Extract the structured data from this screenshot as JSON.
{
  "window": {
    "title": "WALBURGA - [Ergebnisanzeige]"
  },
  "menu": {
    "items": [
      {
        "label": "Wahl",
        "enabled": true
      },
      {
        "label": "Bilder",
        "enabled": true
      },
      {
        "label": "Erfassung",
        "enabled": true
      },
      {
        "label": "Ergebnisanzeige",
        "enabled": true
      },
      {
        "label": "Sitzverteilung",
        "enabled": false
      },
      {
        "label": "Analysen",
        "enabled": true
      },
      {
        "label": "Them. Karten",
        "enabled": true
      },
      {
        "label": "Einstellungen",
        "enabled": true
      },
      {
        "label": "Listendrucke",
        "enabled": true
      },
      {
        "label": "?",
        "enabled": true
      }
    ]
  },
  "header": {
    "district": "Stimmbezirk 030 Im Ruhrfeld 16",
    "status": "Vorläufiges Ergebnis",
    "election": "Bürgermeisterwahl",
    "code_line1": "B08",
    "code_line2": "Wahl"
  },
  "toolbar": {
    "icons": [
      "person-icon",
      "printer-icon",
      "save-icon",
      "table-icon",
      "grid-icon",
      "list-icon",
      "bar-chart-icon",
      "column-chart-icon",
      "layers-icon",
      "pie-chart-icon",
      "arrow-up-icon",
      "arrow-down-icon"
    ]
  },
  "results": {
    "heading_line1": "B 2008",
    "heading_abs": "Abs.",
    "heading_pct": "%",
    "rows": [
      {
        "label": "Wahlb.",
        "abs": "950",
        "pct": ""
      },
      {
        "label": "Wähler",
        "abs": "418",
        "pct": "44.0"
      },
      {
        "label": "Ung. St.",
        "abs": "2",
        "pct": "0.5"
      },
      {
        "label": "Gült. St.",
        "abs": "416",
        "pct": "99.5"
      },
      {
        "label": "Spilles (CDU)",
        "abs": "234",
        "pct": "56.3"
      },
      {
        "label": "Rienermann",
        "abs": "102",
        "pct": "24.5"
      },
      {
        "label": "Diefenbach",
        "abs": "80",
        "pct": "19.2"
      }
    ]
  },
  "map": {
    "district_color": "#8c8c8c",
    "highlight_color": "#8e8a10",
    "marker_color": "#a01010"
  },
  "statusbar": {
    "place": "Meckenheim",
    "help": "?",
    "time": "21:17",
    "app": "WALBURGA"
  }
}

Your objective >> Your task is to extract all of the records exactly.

Answer to the exercise >>
Extract the structured data from this screenshot as JSON.
{
  "window": {
    "title": "WALBURGA - [Ergebnisanzeige]"
  },
  "menu": {
    "items": [
      {
        "label": "Wahl",
        "enabled": true
      },
      {
        "label": "Bilder",
        "enabled": true
      },
      {
        "label": "Erfassung",
        "enabled": true
      },
      {
        "label": "Ergebnisanzeige",
        "enabled": true
      },
      {
        "label": "Sitzverteilung",
        "enabled": false
      },
      {
        "label": "Analysen",
        "enabled": true
      },
      {
        "label": "Them. Karten",
        "enabled": true
      },
      {
        "label": "Einstellungen",
        "enabled": true
      },
      {
        "label": "Listendrucke",
        "enabled": true
      },
      {
        "label": "?",
        "enabled": true
      }
    ]
  },
  "header": {
    "district": "Stimmbezirk 030 Im Ruhrfeld 16",
    "status": "Vorläufiges Ergebnis",
    "election": "Bürgermeisterwahl",
    "code_line1": "B08",
    "code_line2": "Wahl"
  },
  "toolbar": {
    "icons": [
      "person-icon",
      "printer-icon",
      "save-icon",
      "table-icon",
      "grid-icon",
      "list-icon",
      "bar-chart-icon",
      "column-chart-icon",
      "layers-icon",
      "pie-chart-icon",
      "arrow-up-icon",
      "arrow-down-icon"
    ]
  },
  "results": {
    "heading_line1": "B 2008",
    "heading_abs": "Abs.",
    "heading_pct": "%",
    "rows": [
      {
        "label": "Wahlb.",
        "abs": "950",
        "pct": ""
      },
      {
        "label": "Wähler",
        "abs": "418",
        "pct": "44.0"
      },
      {
        "label": "Ung. St.",
        "abs": "2",
        "pct": "0.5"
      },
      {
        "label": "Gült. St.",
        "abs": "416",
        "pct": "99.5"
      },
      {
        "label": "Spilles (CDU)",
        "abs": "234",
        "pct": "56.3"
      },
      {
        "label": "Rienermann",
        "abs": "102",
        "pct": "24.5"
      },
      {
        "label": "Diefenbach",
        "abs": "80",
        "pct": "19.2"
      }
    ]
  },
  "map": {
    "district_color": "#8c8c8c",
    "highlight_color": "#8e8a10",
    "marker_color": "#a01010"
  },
  "statusbar": {
    "place": "Meckenheim",
    "help": "?",
    "time": "21:17",
    "app": "WALBURGA"
  }
}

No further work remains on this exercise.